You can probably grasp this if you think about the phrase “blood pressure,” but it’s the driving force in the body that keeps blood flowing to every organ. It’s generated by the heart, then maintained and transmitted by our blood vessels. When the heart pumps blood through the arteries, the blood pressure on the artery walls. This is known as blood pressure.

Every person is different, but generally, your systolic (top number) should be less than 140mmHg. The systolic number measures the pressure inside your arteries when your heart beats.
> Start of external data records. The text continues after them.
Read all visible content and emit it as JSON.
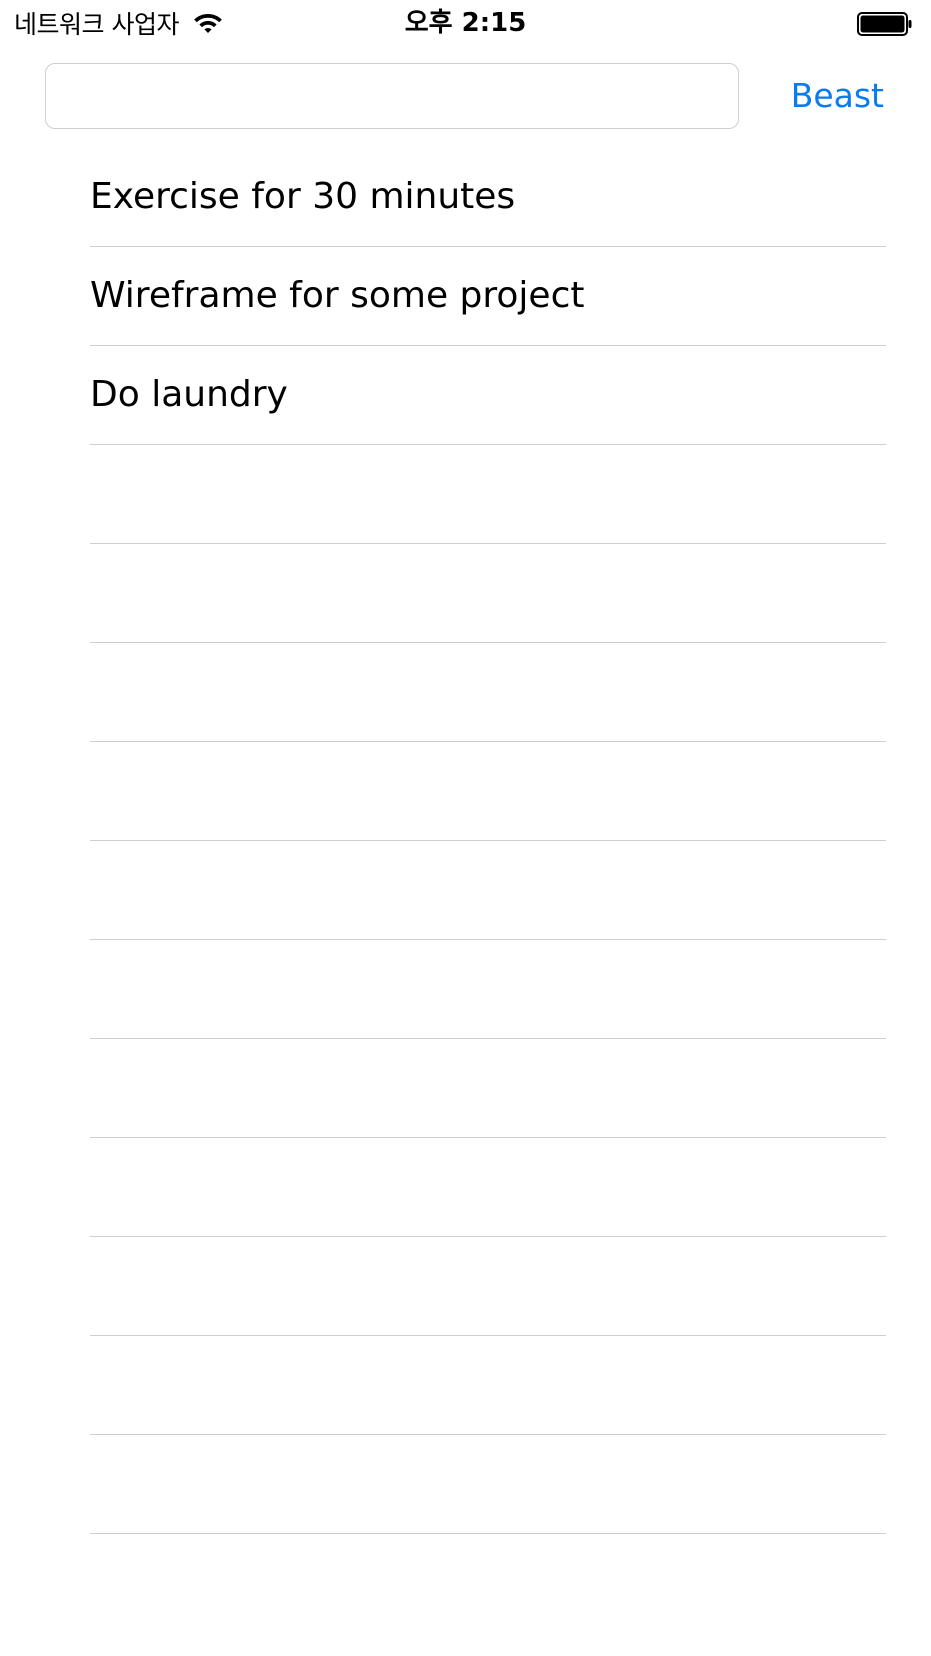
{
  "status_bar": {
    "carrier": "네트워크 사업자",
    "time": "오후 2:15",
    "wifi_icon": "wifi-icon",
    "battery_icon": "battery-full-icon"
  },
  "input": {
    "value": "",
    "placeholder": ""
  },
  "action_button": {
    "label": "Beast",
    "color": "#0a7cf0"
  },
  "tasks": [
    {
      "label": "Exercise for 30 minutes"
    },
    {
      "label": "Wireframe for some project"
    },
    {
      "label": "Do laundry"
    },
    {
      "label": ""
    },
    {
      "label": ""
    },
    {
      "label": ""
    },
    {
      "label": ""
    },
    {
      "label": ""
    },
    {
      "label": ""
    },
    {
      "label": ""
    },
    {
      "label": ""
    },
    {
      "label": ""
    },
    {
      "label": ""
    },
    {
      "label": ""
    }
  ]
}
The diastolic (bottom number) should be less than 90mmHg. A normal BP is 120/80mmHg. The diastolic number is the pressure between beats.

The systolic measures the pressure inside your arteries when your heart beats. The diastolic is the pressure between beats. Nearly 1/3 of people who have high blood pressure don’t know it. There may be no symptoms until damage is already being done!
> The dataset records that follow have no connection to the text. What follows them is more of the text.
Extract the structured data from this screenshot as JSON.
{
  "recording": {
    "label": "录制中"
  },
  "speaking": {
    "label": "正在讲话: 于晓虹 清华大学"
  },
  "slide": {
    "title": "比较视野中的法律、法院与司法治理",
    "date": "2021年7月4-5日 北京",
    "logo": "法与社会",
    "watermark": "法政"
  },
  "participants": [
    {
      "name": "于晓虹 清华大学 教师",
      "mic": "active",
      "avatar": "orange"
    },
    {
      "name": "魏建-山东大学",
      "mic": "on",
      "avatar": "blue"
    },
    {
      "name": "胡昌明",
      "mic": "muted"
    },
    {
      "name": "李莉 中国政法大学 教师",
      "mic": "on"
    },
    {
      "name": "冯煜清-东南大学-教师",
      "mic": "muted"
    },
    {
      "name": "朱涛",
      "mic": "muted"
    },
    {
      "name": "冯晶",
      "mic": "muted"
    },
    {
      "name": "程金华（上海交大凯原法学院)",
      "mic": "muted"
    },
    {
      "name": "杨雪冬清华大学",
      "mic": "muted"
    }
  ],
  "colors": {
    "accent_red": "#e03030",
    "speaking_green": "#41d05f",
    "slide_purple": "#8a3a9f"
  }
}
How Blood Pressure Is Linked to Heart Disease

High blood pressure means that there is too much resistance inside your arteries. This causes arterial damage and increases your risk for stroke, heart attack, heart failure, and kidney failure.

High blood pressure doesn’t have any symptoms unless it’s very severe. These symptoms include:

  • Severe headaches
  • Nosebleed
  • Fatigue
  • Confusion
  • Vision problems
  • Chest pain
  • Difficulty breathing
  • Irregular heartbeat
  • Blood in the urine
  • Pounding in your chest, neck, or ears

Having excessively high blood pressure increases the likelihood of developing heart disease.


As the pressure in your blood vessels increases, your heart has to work even harder to move blood adequately throughout your body and all its tissues. The heart can only meet this strain for so long – if it’s not treated, it can ultimately result in heart failure. I want to note that almost all people with hypertension are insulin resistant. High insulin levels directly cause high blood pressure. As insulin resistance improves, people generally see quick improvements in their blood pressure!

The Test You Need to Take for Heart Health

Inflammation markers can more accurately predict cardiovascular disorders than cholesterol levels, like C-reactive protein (I see lots of labs and don’t often see this value)! Levels can increase with abdominal obesity, periodontal disease, smoking, and high blood pressure. And an Elevated CRP is a greater risk factor than high cholesterol in predicting heart attack and stroke!

If you’re concerned about cholesterol and your heart health – please be sure to get this test, too. Your doctor may be more willing to take your requests under consideration than you might have thought!

God bless,

Dr. Bill Cole